New year, new manager – a concept every Barnet fan has become all-too-familiar with.
When former Gillingham and Peterborough coach Mark Robson joined the club in June 2012, he was promised “a job for life”; instead he was undermined, slated by the fans and very rarely praised by anyone.
You could tell the players liked him – seeing younger team members celebrate goals with him was lovely to watch and the Tweets following his departure spoke volumes – however, for some reason, the Underhill faithful never properly warmed to him, and sadly I have to include myself among that number.
With the arrival of Edgar Davids as ‘Joint Head Coach’ in October last year, there were always going to be doubts as to how two very different characters could possibly manage the same team together – indeed, it could be argued that the departure of Robson was inevitable from the start.
And so we begin 2013 with just the one manager, and one who has very little direct experience of coaching at any level.
Not surprisingly, there’s still a strong sense of uncertainty surrounding the club, exacerbated by the lack of news regarding plans to relocate to The Hive in Edgware for the 2013/14 campaign and compounded by questions linked to Davids’ likely tenure at the helm.
To make matters worse, there’s a real dearth of quality within the squad.
With the transfer window open, now is the time to offload the ‘dead wood’ and invest in replacements – any fan will tell you that.
Unfortunately at Barnet, everything seems to be left to the last minute, which tends to be too late.
Take this campaign for example: we appointed Robson with the previous season finishing the month before.
In order to assemble a full squad in time for the new campaign, a number of apparently hasty decisions were made regarding signings and even then the team was modest in size.
I’ll be honest though: 2013 cannot possibly be as bad as 2012, or 2011 for that matter. Or even 2010 if it comes to that.
Nobody ever expects us to beat the drop, so why not silence the critics right now and instead of settling for 22nd place, aspire to something slightly more ambitious.
As for 2012, the highlight was, of course, the final day ‘great escape’ we’ve long become accustomed to – beating Burton Albion away 2-1, the winner coming from ‘captain fantastic’ Mark Hughes.
In truth, things only began to gel when the inspirational Martin Allen arrived for his annual final three games of the season in charge.

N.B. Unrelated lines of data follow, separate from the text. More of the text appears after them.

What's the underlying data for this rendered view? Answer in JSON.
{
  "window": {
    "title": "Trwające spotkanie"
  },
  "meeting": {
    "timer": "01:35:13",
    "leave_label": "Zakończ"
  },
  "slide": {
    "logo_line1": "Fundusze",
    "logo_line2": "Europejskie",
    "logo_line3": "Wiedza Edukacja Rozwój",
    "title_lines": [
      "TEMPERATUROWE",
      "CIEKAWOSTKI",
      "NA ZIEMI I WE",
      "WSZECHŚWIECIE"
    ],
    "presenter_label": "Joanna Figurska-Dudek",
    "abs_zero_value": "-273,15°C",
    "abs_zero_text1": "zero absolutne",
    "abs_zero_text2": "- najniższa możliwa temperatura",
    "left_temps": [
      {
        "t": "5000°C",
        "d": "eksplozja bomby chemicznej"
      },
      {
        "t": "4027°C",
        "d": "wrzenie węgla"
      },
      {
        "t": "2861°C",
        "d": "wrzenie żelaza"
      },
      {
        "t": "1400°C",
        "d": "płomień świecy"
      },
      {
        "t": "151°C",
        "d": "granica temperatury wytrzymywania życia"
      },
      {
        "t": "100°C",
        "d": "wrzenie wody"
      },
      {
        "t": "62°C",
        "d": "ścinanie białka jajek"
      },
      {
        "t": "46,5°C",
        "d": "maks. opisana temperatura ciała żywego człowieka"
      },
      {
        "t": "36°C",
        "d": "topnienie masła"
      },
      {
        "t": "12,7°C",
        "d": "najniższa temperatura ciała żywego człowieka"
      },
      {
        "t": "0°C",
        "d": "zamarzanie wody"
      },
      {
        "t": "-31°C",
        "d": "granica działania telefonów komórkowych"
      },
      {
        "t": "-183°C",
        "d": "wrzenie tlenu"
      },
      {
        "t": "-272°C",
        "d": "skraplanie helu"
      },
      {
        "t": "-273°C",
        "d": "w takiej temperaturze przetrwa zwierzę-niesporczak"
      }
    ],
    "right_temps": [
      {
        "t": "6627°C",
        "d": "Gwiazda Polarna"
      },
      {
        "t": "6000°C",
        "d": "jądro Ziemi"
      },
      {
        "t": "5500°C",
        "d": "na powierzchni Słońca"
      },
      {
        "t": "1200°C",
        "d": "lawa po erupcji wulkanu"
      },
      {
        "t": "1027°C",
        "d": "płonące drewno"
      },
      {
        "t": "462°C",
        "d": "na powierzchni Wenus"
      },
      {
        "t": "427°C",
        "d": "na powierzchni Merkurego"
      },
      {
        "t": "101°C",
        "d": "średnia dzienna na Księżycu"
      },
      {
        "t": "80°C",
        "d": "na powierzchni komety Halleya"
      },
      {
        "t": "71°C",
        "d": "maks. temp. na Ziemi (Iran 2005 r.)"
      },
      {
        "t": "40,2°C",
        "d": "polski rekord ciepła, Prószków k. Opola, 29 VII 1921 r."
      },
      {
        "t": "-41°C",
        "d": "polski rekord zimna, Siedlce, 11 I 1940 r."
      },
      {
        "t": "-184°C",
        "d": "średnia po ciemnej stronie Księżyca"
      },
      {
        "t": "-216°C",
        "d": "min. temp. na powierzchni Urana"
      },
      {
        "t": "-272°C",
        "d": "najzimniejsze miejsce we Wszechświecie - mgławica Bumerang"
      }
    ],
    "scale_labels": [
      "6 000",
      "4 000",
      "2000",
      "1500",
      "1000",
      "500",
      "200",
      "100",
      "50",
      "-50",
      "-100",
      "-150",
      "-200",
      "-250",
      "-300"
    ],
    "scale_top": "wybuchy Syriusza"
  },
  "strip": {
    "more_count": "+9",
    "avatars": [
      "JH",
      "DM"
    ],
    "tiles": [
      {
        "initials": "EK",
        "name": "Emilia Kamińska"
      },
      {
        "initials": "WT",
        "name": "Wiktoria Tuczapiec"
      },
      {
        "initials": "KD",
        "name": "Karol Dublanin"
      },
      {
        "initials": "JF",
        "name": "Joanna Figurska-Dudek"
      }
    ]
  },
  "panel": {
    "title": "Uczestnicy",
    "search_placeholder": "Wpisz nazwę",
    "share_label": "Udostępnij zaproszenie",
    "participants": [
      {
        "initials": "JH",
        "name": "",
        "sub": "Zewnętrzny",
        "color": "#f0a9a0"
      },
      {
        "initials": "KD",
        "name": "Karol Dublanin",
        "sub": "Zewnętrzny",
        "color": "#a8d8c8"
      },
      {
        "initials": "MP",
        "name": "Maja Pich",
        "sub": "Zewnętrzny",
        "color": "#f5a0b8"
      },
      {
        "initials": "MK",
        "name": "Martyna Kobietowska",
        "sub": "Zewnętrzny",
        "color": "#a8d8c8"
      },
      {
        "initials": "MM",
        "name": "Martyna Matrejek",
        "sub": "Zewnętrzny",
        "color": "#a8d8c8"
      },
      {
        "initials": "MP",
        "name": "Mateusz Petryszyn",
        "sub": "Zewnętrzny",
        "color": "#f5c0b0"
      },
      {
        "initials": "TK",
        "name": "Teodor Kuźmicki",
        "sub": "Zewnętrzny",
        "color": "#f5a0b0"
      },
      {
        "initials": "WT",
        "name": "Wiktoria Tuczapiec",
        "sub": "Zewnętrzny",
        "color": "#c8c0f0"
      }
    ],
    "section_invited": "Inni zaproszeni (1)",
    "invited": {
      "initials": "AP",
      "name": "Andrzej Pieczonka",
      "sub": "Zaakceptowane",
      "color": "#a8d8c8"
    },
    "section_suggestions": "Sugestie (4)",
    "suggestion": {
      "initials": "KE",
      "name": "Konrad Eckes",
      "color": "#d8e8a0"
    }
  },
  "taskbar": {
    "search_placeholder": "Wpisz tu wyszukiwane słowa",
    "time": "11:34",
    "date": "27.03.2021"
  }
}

With ‘mad dog’ at the helm and a potential nine points to play for, there was a real buzz around Underhill: fans actually got excited and turned up in fairly large numbers for the penultimate game against AFC Wimbledon – a marked contrast to the leaden, morgue-like atmosphere that usually pervades the ground.
The result: a sensational 4-0 victory that proved hugely influential in helping us beat the drop.
That said, there had been a real sense of excitement earlier in the season, with the possibility the Bees could be heading for Wembley.
Under Lawrie ‘the magician’ Sanchez, the club made the area final of the JPT for the first time, although we were handed a difficult draw against the eventual League Two champions, Paulo Di Canio’s Swindon Town.
That one episode summed up 2012 nicely: we were genuinely excited about a competition fans rarely enthuse about, a cup that’s great if you make Wembley but is dismissed out-of-hand when you get knocked out.
So how best to conclude? It was the usual doom and gloom at the ‘Hill – a mixture of limp performances and soul-destroying underachievement.
The undisputed low point of last season came in October 2011: hosting Burton Albion we succumbed to a humiliating 6-3 defeat.
Sanchez should probably have gone there and then but we were left to endure a further six months of embarrassment and ridicule.
At present, it’s still very close at the bottom of League Two, with just eight points separating 18th and 24th.
The future may become clearer when the club learns to communicate with its fans on a more regular and considered basis, but in the meantime, here’s hoping we surpass the past three seasons’ last-day survival routine.